Where the word "check" shows up in the entries below, please copy the whole line.

▶ _Data records for software interfaces_:
○ ○ ○ ○ ○

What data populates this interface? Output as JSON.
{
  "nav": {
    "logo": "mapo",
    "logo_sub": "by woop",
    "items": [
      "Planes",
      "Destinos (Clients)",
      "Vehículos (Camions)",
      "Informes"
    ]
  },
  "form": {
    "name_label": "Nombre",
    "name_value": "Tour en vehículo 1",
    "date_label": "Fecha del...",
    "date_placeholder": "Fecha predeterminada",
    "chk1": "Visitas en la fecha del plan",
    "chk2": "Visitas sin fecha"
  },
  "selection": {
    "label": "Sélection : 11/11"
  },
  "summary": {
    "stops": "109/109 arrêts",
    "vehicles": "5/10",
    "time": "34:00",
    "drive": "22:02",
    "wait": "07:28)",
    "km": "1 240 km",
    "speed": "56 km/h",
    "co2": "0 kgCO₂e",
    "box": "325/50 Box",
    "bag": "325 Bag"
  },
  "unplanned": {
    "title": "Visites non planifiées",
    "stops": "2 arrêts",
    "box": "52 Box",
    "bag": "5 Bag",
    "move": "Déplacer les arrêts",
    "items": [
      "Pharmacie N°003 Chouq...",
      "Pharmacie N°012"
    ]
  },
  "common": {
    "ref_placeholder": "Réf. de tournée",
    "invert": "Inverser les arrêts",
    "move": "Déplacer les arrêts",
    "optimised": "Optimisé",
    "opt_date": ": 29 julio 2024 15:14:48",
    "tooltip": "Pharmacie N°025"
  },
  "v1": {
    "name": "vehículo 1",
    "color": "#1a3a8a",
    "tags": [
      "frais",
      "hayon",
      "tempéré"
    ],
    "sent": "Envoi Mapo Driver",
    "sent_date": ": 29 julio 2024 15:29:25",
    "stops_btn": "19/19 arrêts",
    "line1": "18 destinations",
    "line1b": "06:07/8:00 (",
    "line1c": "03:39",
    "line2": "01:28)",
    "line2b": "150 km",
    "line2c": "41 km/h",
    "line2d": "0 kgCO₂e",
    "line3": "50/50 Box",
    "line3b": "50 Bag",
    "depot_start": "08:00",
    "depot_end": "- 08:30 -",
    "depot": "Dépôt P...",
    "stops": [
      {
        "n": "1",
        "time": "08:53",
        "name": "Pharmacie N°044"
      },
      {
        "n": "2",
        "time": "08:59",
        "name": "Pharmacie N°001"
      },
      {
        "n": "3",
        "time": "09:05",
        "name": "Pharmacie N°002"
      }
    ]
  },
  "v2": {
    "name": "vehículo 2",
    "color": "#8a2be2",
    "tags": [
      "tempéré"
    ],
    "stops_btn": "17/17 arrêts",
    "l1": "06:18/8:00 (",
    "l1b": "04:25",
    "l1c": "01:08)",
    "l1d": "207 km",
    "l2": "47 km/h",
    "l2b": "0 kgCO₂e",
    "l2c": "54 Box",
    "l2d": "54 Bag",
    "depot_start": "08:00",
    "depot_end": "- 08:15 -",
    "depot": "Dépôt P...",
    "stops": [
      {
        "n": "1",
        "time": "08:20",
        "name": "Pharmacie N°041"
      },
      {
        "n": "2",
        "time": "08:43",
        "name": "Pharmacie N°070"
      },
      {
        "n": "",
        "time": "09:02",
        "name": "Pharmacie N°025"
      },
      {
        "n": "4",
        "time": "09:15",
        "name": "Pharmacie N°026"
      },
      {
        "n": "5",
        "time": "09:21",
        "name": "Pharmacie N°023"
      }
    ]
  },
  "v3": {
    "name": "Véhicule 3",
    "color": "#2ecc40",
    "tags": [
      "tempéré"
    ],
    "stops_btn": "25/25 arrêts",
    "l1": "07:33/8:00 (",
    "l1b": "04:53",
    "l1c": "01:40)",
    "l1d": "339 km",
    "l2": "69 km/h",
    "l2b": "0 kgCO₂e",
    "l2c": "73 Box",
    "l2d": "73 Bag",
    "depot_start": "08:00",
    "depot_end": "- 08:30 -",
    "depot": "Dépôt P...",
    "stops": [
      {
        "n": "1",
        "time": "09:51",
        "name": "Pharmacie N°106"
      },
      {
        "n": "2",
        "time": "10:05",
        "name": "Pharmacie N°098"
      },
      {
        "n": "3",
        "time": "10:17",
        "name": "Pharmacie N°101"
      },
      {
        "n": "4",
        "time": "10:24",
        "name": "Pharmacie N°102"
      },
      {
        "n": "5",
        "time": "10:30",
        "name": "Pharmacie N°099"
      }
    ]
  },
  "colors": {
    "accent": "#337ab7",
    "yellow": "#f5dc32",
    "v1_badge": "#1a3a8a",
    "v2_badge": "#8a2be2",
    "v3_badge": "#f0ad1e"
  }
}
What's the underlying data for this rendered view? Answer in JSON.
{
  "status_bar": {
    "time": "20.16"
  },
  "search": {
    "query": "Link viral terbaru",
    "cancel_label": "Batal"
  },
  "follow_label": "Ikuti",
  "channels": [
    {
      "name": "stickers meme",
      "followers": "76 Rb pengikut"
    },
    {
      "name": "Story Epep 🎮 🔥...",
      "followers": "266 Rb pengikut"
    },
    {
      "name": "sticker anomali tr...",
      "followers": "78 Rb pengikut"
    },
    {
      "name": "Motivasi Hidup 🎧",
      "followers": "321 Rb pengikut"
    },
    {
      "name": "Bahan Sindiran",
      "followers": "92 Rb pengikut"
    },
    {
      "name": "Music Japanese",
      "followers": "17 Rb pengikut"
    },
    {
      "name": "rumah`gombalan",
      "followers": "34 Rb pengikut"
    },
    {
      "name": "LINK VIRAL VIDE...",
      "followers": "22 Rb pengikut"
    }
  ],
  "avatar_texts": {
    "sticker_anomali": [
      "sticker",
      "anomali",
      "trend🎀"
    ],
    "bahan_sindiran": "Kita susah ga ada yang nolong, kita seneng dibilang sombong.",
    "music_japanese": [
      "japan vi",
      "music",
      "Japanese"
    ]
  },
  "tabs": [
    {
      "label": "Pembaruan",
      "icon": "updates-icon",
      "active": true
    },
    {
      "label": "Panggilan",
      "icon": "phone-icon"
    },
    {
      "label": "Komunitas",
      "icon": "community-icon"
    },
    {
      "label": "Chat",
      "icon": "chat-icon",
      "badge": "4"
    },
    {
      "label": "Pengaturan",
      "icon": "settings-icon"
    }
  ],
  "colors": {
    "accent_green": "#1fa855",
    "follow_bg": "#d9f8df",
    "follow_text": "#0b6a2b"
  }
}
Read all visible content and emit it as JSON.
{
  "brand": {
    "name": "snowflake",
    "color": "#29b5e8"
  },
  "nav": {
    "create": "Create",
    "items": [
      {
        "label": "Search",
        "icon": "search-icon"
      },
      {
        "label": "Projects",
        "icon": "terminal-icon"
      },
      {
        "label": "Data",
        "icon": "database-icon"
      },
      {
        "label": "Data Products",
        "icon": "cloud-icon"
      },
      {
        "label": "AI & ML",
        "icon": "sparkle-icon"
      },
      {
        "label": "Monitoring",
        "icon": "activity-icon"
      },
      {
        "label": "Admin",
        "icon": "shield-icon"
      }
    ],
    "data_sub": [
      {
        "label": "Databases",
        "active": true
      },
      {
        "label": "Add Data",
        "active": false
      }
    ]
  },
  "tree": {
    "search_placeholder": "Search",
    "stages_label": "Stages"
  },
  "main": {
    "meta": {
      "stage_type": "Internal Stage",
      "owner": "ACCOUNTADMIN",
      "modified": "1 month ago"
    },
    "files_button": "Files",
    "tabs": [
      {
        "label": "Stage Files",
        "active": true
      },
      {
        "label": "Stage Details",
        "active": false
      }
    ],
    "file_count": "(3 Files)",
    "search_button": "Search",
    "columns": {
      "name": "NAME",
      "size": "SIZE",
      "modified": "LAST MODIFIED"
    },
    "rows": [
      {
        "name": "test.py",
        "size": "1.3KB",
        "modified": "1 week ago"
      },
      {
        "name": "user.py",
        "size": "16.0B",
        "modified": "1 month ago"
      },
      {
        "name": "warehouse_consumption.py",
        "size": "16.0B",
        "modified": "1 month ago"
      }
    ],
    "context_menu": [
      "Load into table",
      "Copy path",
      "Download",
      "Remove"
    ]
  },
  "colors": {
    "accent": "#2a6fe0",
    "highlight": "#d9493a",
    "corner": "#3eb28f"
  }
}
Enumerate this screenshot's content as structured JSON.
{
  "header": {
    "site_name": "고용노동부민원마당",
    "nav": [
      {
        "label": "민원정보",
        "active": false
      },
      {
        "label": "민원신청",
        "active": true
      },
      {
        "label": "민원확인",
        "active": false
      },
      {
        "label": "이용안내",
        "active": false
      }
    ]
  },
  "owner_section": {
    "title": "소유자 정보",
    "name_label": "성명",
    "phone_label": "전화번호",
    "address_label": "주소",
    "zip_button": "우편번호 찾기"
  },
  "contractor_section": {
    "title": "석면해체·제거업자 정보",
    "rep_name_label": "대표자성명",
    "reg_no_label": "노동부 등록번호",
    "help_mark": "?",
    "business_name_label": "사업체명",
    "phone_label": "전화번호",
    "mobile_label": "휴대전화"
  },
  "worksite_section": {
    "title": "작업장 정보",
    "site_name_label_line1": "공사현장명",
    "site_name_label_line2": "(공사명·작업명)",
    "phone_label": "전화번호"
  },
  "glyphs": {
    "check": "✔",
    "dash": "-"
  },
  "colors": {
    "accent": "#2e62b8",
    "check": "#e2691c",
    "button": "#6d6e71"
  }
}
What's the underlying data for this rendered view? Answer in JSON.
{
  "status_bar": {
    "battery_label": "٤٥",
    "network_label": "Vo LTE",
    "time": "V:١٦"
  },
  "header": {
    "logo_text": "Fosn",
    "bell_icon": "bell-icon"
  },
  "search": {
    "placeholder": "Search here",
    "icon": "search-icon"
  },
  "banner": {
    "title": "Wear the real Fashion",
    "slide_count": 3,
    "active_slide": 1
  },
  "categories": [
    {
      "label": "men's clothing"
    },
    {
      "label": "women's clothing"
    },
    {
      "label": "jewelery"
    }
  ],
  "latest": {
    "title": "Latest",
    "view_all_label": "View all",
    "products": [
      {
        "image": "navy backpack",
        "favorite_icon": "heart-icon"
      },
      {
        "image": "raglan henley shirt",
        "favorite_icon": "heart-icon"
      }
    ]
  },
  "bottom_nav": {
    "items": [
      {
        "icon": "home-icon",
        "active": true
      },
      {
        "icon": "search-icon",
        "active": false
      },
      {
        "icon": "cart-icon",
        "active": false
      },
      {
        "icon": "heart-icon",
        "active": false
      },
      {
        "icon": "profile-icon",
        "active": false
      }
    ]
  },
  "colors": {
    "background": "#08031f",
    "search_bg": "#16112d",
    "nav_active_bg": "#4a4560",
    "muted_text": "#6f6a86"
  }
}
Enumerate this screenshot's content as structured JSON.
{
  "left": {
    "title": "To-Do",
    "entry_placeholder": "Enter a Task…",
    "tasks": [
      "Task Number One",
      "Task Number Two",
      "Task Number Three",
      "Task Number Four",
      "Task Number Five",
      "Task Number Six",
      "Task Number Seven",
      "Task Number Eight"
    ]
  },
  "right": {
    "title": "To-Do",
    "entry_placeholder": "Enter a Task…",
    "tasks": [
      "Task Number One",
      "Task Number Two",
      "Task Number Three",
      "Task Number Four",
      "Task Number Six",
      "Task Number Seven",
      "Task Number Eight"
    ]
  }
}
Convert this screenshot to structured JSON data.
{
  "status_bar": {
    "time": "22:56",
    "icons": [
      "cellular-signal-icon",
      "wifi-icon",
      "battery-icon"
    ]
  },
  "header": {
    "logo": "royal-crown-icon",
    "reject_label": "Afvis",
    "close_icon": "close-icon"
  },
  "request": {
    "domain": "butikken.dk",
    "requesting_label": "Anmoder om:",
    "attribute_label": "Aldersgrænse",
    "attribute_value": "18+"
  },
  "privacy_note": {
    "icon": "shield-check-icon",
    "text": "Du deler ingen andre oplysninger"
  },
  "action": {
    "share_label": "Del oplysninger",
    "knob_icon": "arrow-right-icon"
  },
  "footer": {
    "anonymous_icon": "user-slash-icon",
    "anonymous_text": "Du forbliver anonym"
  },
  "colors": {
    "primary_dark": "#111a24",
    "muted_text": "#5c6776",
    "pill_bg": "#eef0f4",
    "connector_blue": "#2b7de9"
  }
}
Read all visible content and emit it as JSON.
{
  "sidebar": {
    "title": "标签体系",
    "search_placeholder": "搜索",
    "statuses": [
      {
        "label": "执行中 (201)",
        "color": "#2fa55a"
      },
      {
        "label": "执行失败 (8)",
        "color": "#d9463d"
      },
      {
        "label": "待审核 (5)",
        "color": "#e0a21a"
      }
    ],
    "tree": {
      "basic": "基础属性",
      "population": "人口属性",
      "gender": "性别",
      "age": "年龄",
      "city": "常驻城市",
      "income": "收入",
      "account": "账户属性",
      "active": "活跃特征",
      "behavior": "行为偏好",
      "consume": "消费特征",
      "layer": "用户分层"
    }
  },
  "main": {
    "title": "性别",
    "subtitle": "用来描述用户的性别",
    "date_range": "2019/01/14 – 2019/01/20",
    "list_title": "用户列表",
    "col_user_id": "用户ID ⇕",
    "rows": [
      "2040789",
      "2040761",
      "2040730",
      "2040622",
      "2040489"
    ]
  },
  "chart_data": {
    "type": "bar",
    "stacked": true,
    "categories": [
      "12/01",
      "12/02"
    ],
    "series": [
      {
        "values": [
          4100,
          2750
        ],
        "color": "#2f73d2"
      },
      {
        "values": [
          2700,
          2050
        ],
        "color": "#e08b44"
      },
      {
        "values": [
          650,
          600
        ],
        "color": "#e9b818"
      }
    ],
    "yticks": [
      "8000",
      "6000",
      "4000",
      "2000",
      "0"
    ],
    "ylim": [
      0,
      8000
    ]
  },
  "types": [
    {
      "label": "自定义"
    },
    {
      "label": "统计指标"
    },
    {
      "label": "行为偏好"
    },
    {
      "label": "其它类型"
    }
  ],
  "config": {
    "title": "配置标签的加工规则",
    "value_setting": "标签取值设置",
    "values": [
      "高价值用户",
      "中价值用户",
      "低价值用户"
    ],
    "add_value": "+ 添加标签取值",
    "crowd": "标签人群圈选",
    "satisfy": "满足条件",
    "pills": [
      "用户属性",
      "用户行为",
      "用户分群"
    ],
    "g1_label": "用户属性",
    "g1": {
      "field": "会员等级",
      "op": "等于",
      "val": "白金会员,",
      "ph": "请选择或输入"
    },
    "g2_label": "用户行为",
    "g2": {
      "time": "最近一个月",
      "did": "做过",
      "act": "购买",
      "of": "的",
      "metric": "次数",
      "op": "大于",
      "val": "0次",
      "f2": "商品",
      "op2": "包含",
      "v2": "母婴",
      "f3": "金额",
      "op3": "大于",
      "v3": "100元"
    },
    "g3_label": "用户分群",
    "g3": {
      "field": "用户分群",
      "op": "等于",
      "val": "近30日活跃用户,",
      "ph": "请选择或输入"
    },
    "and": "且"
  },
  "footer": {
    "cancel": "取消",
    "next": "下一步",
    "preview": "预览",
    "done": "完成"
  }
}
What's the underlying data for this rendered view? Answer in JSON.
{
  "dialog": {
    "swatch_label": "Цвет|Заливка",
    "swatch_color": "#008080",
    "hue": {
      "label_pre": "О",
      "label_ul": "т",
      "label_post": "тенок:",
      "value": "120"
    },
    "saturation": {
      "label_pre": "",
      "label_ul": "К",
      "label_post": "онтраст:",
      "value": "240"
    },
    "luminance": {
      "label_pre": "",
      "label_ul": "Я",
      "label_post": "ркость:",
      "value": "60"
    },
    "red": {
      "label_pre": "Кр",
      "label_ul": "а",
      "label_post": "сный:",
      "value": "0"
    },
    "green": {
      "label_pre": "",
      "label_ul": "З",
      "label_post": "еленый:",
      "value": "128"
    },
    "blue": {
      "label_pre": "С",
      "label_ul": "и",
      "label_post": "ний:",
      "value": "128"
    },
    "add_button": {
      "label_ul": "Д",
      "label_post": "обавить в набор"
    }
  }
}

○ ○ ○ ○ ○

▶ _SOLVED PROBLEM_:
    "check": "✔",
    "check": "#e2691c",
    "icon": "shield-check-icon",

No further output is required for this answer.